# Exercise instructions
In the entries that follow, count each line containing "puede" and state the total, nothing more.

# Data entries
▽
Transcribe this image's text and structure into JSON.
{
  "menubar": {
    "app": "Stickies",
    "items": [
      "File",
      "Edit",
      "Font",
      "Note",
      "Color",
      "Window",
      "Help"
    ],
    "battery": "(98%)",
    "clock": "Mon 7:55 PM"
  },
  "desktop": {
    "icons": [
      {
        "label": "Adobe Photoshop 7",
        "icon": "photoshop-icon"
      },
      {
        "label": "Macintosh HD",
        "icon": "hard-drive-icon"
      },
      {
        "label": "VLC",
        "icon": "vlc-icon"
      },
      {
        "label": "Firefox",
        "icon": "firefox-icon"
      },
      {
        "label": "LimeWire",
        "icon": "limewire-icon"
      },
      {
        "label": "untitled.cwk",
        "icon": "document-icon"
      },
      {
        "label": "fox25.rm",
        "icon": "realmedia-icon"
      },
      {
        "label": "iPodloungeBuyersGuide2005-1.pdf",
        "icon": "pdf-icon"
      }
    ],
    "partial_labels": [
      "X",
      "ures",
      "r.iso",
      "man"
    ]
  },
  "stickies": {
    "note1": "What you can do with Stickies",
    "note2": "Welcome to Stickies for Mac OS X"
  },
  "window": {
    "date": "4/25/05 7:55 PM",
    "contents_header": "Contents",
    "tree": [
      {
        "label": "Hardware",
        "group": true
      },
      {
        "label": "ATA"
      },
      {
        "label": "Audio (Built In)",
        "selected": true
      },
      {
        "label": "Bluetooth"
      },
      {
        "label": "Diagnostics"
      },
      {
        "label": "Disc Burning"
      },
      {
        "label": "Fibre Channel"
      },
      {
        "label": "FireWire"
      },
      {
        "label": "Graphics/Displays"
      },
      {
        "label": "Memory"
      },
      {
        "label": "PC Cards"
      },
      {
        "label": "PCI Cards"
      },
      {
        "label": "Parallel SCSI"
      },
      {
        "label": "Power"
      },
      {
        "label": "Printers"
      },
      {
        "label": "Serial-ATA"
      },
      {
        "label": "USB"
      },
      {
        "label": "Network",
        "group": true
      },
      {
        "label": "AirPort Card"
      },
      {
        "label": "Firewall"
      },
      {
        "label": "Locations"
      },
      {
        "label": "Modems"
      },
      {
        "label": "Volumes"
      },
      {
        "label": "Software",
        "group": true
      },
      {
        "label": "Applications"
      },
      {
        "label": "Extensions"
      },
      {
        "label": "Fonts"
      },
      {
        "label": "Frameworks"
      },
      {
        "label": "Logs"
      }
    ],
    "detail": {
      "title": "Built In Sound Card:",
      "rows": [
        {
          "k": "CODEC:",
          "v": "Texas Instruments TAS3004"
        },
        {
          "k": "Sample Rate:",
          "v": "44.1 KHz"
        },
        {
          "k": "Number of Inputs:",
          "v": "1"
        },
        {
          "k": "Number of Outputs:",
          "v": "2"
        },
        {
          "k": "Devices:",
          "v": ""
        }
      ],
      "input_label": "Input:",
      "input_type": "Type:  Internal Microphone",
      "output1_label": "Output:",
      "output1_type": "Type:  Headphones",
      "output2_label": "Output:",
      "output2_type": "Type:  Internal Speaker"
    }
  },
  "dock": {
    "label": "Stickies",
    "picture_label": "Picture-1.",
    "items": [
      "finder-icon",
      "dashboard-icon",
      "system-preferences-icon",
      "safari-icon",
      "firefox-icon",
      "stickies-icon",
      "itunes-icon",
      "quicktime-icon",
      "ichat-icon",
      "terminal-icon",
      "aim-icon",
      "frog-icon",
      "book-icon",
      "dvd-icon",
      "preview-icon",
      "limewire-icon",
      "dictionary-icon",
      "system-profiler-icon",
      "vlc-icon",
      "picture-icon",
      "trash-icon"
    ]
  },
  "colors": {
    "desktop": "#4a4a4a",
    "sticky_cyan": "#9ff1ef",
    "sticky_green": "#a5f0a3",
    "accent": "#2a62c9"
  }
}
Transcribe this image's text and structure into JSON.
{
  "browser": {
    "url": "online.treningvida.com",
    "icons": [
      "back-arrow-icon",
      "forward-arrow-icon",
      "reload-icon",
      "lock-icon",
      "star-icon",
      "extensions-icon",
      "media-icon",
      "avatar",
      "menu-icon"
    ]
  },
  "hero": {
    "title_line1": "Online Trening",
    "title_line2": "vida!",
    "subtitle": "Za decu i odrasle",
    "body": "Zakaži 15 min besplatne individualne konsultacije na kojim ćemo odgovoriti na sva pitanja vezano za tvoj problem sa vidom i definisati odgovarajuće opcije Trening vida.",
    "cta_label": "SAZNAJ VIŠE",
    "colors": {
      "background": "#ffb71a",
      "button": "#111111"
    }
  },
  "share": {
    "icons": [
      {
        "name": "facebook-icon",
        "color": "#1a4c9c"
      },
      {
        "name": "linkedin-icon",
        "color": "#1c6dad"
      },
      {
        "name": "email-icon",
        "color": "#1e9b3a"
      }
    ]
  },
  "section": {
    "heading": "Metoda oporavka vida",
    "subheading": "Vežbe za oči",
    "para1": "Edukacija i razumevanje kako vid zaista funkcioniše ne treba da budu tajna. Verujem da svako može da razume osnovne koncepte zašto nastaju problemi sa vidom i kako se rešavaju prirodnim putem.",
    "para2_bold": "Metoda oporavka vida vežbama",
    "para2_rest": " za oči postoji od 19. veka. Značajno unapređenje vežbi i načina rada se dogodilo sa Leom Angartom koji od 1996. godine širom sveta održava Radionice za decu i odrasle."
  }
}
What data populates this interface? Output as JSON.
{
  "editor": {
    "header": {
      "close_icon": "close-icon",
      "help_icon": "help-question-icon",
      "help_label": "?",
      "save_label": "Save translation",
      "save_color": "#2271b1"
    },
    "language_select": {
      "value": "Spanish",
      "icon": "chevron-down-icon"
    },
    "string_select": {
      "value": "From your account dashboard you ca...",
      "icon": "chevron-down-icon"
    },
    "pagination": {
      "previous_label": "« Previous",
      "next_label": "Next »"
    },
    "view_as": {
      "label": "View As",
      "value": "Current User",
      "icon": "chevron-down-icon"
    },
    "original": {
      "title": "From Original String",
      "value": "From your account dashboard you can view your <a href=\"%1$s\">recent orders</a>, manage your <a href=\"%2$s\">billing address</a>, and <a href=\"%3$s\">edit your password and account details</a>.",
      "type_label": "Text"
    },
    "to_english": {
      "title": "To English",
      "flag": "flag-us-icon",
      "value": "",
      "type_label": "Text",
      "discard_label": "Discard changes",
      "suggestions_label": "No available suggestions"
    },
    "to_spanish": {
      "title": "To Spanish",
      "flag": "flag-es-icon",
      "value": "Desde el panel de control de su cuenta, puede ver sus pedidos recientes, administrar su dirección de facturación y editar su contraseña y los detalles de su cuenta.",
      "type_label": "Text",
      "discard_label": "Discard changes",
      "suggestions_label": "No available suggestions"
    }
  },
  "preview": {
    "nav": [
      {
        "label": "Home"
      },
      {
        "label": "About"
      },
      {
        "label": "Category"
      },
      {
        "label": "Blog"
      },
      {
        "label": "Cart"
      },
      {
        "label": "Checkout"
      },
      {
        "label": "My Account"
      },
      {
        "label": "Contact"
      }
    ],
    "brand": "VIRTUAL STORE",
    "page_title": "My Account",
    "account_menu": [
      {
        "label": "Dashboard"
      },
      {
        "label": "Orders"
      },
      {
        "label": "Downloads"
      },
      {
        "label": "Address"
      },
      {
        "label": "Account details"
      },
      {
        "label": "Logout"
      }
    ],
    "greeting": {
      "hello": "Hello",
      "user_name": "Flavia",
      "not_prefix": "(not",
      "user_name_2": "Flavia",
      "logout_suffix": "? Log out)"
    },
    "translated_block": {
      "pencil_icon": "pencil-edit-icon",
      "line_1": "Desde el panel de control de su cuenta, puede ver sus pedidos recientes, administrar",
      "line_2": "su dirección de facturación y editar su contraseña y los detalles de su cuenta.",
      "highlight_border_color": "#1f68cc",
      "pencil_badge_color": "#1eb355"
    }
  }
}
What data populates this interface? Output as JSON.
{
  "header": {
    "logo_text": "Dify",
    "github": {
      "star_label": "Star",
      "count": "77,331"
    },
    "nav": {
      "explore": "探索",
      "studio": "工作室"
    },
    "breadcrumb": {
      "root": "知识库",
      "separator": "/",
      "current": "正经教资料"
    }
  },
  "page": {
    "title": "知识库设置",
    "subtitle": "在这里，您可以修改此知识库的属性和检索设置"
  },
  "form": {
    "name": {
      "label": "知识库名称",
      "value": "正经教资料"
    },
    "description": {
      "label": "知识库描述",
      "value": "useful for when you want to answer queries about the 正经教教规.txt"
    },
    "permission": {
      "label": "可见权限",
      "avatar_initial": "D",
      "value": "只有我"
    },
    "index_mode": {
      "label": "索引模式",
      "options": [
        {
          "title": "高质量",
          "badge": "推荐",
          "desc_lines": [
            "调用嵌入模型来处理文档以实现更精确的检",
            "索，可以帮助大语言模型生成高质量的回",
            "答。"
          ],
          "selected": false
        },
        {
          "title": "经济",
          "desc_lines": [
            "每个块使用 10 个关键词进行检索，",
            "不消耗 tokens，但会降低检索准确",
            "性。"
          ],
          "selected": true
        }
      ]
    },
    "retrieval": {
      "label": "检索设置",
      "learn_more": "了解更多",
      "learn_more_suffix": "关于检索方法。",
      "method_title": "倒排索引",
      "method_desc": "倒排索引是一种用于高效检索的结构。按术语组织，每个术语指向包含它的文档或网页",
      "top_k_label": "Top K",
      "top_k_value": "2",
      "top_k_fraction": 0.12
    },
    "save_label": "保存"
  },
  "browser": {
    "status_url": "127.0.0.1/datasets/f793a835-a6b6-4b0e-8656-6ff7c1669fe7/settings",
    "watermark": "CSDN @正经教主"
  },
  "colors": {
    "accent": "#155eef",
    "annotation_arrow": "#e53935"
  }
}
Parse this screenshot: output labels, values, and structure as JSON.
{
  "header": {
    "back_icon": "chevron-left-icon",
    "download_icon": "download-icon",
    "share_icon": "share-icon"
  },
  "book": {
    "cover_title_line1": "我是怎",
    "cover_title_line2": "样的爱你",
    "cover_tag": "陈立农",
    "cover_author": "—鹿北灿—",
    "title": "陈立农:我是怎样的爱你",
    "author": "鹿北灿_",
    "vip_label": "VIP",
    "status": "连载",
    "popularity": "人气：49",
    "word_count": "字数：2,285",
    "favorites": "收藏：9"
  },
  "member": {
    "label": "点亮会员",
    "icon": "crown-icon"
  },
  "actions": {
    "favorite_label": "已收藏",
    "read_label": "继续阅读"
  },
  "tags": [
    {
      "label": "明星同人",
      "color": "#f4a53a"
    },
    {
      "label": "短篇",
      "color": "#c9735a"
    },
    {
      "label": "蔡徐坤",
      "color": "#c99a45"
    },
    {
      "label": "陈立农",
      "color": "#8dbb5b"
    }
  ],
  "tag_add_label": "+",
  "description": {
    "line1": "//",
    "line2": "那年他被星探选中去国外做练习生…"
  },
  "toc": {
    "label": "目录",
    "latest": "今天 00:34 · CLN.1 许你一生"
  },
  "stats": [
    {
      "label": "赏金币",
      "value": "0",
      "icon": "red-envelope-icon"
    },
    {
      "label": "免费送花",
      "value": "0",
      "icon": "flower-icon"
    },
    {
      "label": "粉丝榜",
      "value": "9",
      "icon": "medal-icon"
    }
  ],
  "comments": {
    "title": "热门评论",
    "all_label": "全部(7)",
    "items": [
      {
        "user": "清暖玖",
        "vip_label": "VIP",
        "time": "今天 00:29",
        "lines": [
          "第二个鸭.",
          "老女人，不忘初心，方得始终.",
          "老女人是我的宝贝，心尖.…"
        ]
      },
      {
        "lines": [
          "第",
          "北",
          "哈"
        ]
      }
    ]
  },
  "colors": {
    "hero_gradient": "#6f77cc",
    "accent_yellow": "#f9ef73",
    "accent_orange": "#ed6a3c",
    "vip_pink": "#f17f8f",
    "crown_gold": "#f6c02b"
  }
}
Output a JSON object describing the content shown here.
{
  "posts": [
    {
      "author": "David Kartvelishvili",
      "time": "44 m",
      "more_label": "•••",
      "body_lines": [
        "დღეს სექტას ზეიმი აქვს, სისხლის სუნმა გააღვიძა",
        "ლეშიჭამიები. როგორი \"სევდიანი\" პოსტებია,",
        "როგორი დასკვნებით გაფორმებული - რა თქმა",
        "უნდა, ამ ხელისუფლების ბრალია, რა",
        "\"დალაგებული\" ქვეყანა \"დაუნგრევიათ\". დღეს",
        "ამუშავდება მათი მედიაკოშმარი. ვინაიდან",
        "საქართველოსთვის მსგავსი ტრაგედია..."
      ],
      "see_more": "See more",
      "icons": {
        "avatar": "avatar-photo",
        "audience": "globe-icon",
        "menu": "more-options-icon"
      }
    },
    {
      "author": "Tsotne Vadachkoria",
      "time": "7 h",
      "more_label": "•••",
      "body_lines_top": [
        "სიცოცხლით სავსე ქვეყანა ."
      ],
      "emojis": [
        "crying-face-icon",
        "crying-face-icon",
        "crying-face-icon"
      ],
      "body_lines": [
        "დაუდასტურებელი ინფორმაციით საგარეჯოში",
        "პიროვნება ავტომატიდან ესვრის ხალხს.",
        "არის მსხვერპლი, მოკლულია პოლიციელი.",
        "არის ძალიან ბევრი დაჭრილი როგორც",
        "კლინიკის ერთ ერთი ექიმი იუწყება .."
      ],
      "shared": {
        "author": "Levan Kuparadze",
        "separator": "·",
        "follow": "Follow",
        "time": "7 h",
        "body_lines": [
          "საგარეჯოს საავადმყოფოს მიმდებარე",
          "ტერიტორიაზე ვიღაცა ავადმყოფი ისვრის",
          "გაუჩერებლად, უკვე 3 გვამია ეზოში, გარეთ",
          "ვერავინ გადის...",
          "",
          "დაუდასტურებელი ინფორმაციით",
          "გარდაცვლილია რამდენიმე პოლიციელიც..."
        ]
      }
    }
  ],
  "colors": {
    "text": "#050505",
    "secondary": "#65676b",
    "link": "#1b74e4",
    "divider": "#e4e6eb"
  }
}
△
# Reply to the exercise
2